- Our Impact
|Title||BIPHASIC MASS GAIN IN MIGRANT HUMMINGBIRDS - BODY-COMPOSITION CHANGES, TORPOR, AND ECOLOGICAL SIGNIFICANCE|
|Publication Type||Journal Article|
|Year of Publication||1993|
|Authors||Carpenter, FL, Hixon, MA, Beuchat, CA, Russell, RW, Paton, DC|
|Type of Article||Journal Article|
Body mass of migrant Rufous Hummingbirds (Selasphorus rufus) on refueling stopovers increased on average from 3.2 to 4.6 g over a period ranging from several days to 3 wk. In birds arriving with body masses below almost-equal-to 3.5 g, the initial period of mass gain was very slow. This slow gain was not explained by energy costs associated with territory establishment or learning to secure food, since it occurred even in years when nectar resources were superabundant and territoriality was nearly nonexistent. Data on body composition indicate that mass gain up to almost-equal-to 3.5 g was due to deposition of nonlipid body components, which we hypothesize to be proteins involved in rebuilding muscle catabolized during the last stage of the recent migratory flight. Following the initial phase of slow mass gain, an accelerating rise in body mass consisted entirely of lipid gain. On average, overnight mass loss decreased prior to migration, suggesting that nocturnal torpor facilitated lipid deposition.
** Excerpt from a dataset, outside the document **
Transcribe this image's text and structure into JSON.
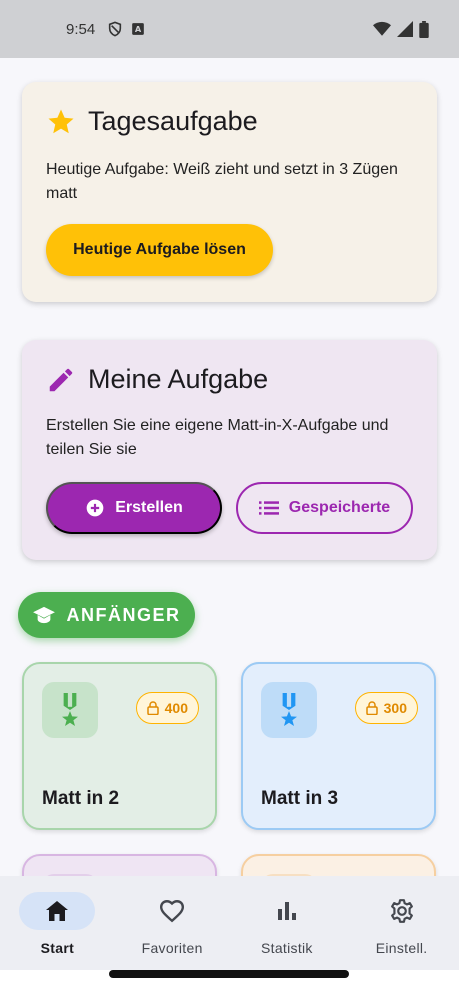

The slow phase of mass gain is a potentially important constraint on migrating hummingbirds, because if they deplete their fat stores and allow their body mass to fall below 3.5 g, they incur a substantial cost in terms of greatly increased time spent on the subsequent stopover.
|URL||<Go to ISI>://WOS:A1993LD02200021|